RP: I told Ryan the other day. I was like, I think it’d be really great if we could see Hertl in black and silver. It’s never gonna happen. But I would love to see Hertl on the Kings if only so he’ll stop scoring against us.

SA: Yes. Yes. Or I mean at that rate, friggin’ Timo Meir, who I feel like scored like 14 times against this this year and there’s still more games to go like that’d be rad.

RP: Maybe uh, maybe Brent Burns and his epic beard?

SA: He’s bad, though.

RP: But so are the Kings.

SA: Eh. Hmm, can we get him for cheap? I’ll take him for cheap if like, you know, they’re just gonna give them to us.

RP: I feel like Brent Burns somehow always makes an impact against the Kings. He can be having like, the worst possible stretch of games, and then against the Kings–it’s like the same guys. It’s Logan Couture, Tomas Hertl, and Brent Burns, like freaking always and what? You guys were sucking!

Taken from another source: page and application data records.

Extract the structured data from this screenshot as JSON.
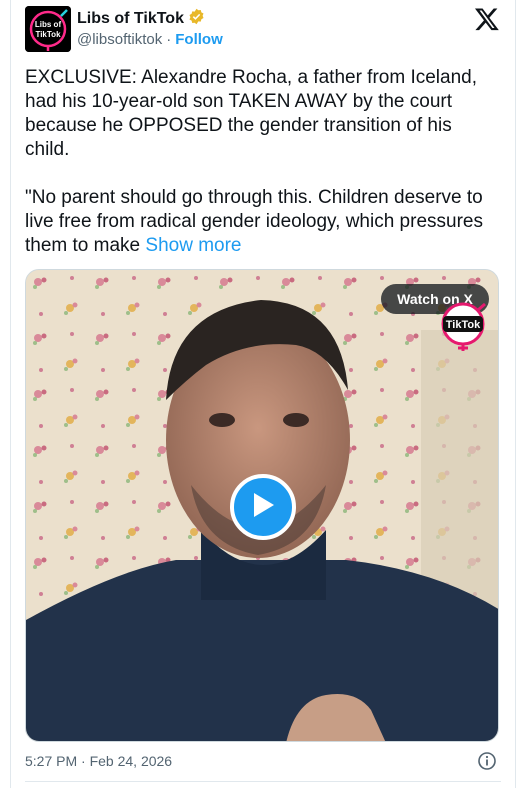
{
  "account": {
    "display_name": "Libs of TikTok",
    "handle": "@libsoftiktok",
    "separator": "·",
    "follow_label": "Follow",
    "avatar_text_line1": "Libs of",
    "avatar_text_line2": "TikTok",
    "verified": true,
    "verified_badge_color": "#e8b829"
  },
  "brand_icon": "x-logo-icon",
  "tweet": {
    "text": "EXCLUSIVE: Alexandre Rocha, a father from Iceland, had his 10-year-old son TAKEN AWAY by the court because he OPPOSED the gender transition of his child.\n\n\"No parent should go through this. Children deserve to live free from radical gender ideology, which pressures them to make ",
    "show_more_label": "Show more"
  },
  "media": {
    "watch_label": "Watch on X",
    "watermark_text": "TikTok",
    "play_icon": "play-icon",
    "play_color": "#1d9bf0"
  },
  "footer": {
    "timestamp": "5:27 PM · Feb 24, 2026",
    "info_icon": "info-icon"
  },
  "colors": {
    "link": "#1d9bf0",
    "secondary_text": "#536471",
    "primary_text": "#0f1419"
  }
}
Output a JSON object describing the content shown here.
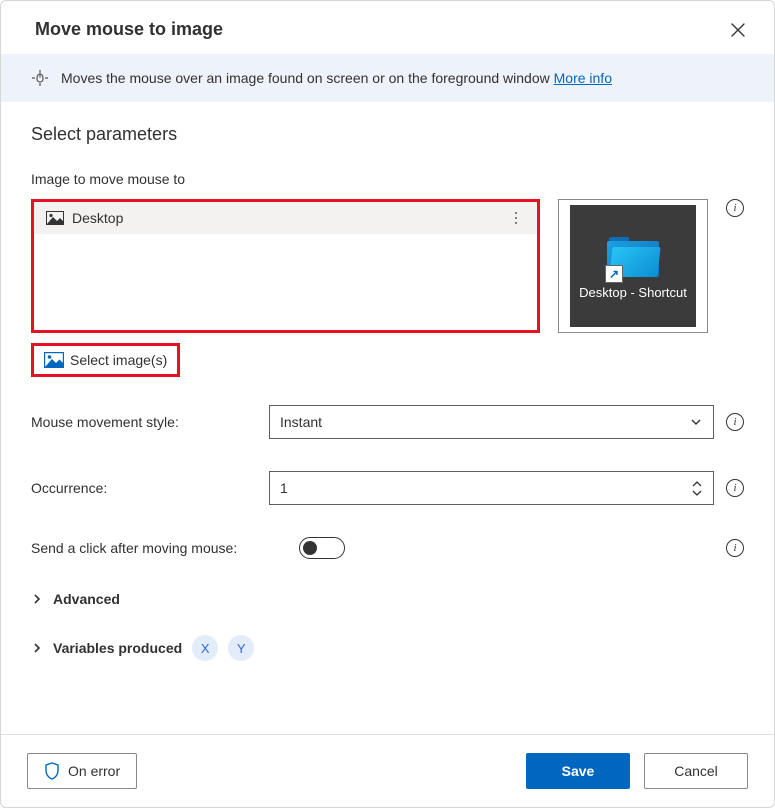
{
  "title": "Move mouse to image",
  "banner": {
    "text": "Moves the mouse over an image found on screen or on the foreground window ",
    "more": "More info"
  },
  "section_title": "Select parameters",
  "labels": {
    "image_to_move": "Image to move mouse to",
    "select_images": "Select image(s)",
    "movement_style": "Mouse movement style:",
    "occurrence": "Occurrence:",
    "send_click": "Send a click after moving mouse:",
    "advanced": "Advanced",
    "variables_produced": "Variables produced",
    "on_error": "On error",
    "save": "Save",
    "cancel": "Cancel"
  },
  "image_list": {
    "items": [
      {
        "name": "Desktop"
      }
    ]
  },
  "preview": {
    "caption": "Desktop - Shortcut"
  },
  "movement_style_value": "Instant",
  "occurrence_value": "1",
  "send_click_value": false,
  "variables": [
    "X",
    "Y"
  ]
}
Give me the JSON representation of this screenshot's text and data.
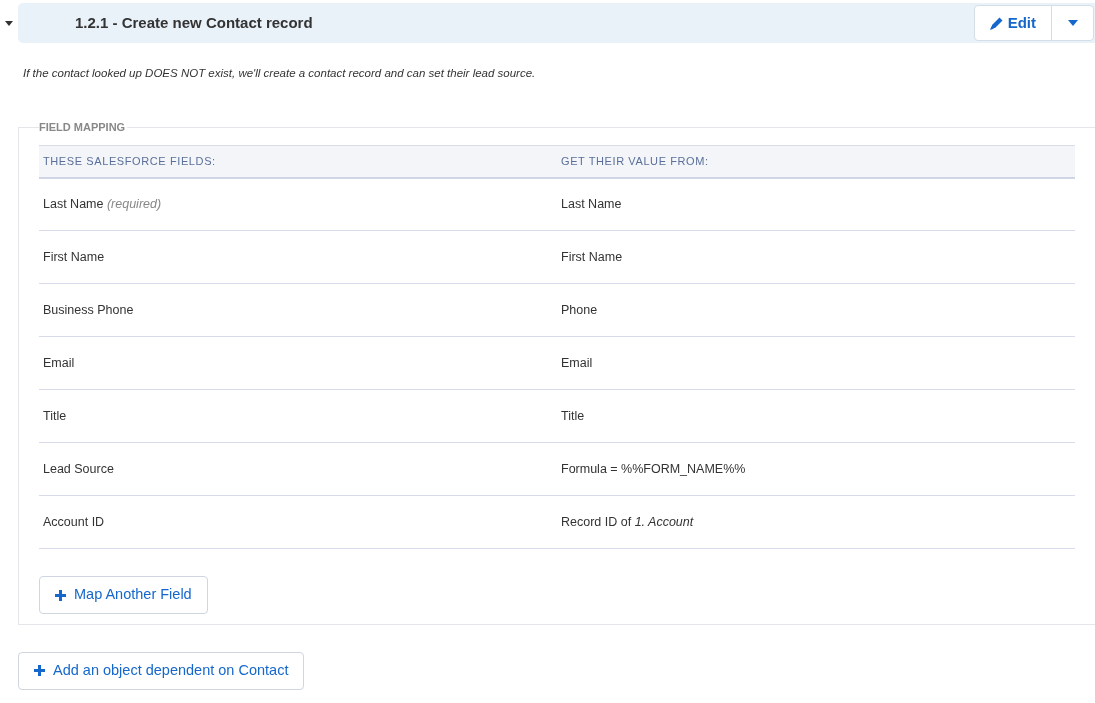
{
  "header": {
    "expanded": true,
    "title": "1.2.1 - Create new Contact record",
    "edit_button": "Edit"
  },
  "description": "If the contact looked up DOES NOT exist, we'll create a contact record and can set their lead source.",
  "field_mapping": {
    "legend": "FIELD MAPPING",
    "columns": [
      "THESE SALESFORCE FIELDS:",
      "GET THEIR VALUE FROM:"
    ],
    "rows": [
      {
        "field": "Last Name *(required)*",
        "value": "Last Name"
      },
      {
        "field": "First Name",
        "value": "First Name"
      },
      {
        "field": "Business Phone",
        "value": "Phone"
      },
      {
        "field": "Email",
        "value": "Email"
      },
      {
        "field": "Title",
        "value": "Title"
      },
      {
        "field": "Lead Source",
        "value": "Formula = %%FORM_NAME%%"
      },
      {
        "field": "Account ID",
        "value": "Record ID of *1. Account*"
      }
    ],
    "add_button": "Map Another Field"
  },
  "add_object_button": "Add an object dependent on Contact"
}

SA: Yeah. And like Erik Karlsson, who just came back from being like dead for three months or whatever, had like a fantastic game against the Kings. Of course, he did.

RP: Yeah but Erik Karlsson is also bad now. So…

SA: Yeah. Except for against the Kings.

RP: Yeah. Maybe we should just like acquire the whole Sharks team and just kind of filter out who we want. Although I was, I was looking at the roster the other day and I’m like, this is the who’s, who of who the hell is this?

SA: Yeah. Yeah.

RP: Like, Balcers was on their AHL team for so long, I didn’t know that they made their NHL team. I was like, “oh! Okay.”

SA: Yeah. Or watching their AHL team the other day. I was like, I’ve never heard of like any of you..

RP: [laughs] It’s Mark Donk and Flippett all over again.

SA: Oh man. Sharks.

RP: All right well here’s hoping that they don’t get crushed against Florida tonight, Sarah.

SA: Fingers crossed. I-I’m gonna hate it.

RP: Any closing thoughts on the Kings?

SA: Um, buckle up. Because the next couple weeks are gonna blow. I don’t know.

RP: Well they have–their March schedule is absolutely brutal. They have four sets of four games in six nights.

SA: No, I hate this. Good luck Cal Petersen and Jonathan Quick. Godspeed.

RP: We just have to hope that their groins hold up for the next six weeks.

SA: Yes. Lots of duct tape and bubble wrap and I don’t know… Whatever they do.

RP: Just just wrap them in bubble wrap and-and just be very gentle with them off the ice.

SA: Yes.

RP: You can’t move. We have to save your [laughs] we have to save you for [still laughing]

SA: Right, like lots of relaxation.

RP: Play Enya.

SA: Yeah.

RP: That always puts me to sleep.

SA: Exactly.

RP: Alright, well thanks for joining me, Sarah and good luck to the Kings and the Reign.

SA: We’ll see.

RP: Yeah. All right, thanks again. Bye.

SA: Bye.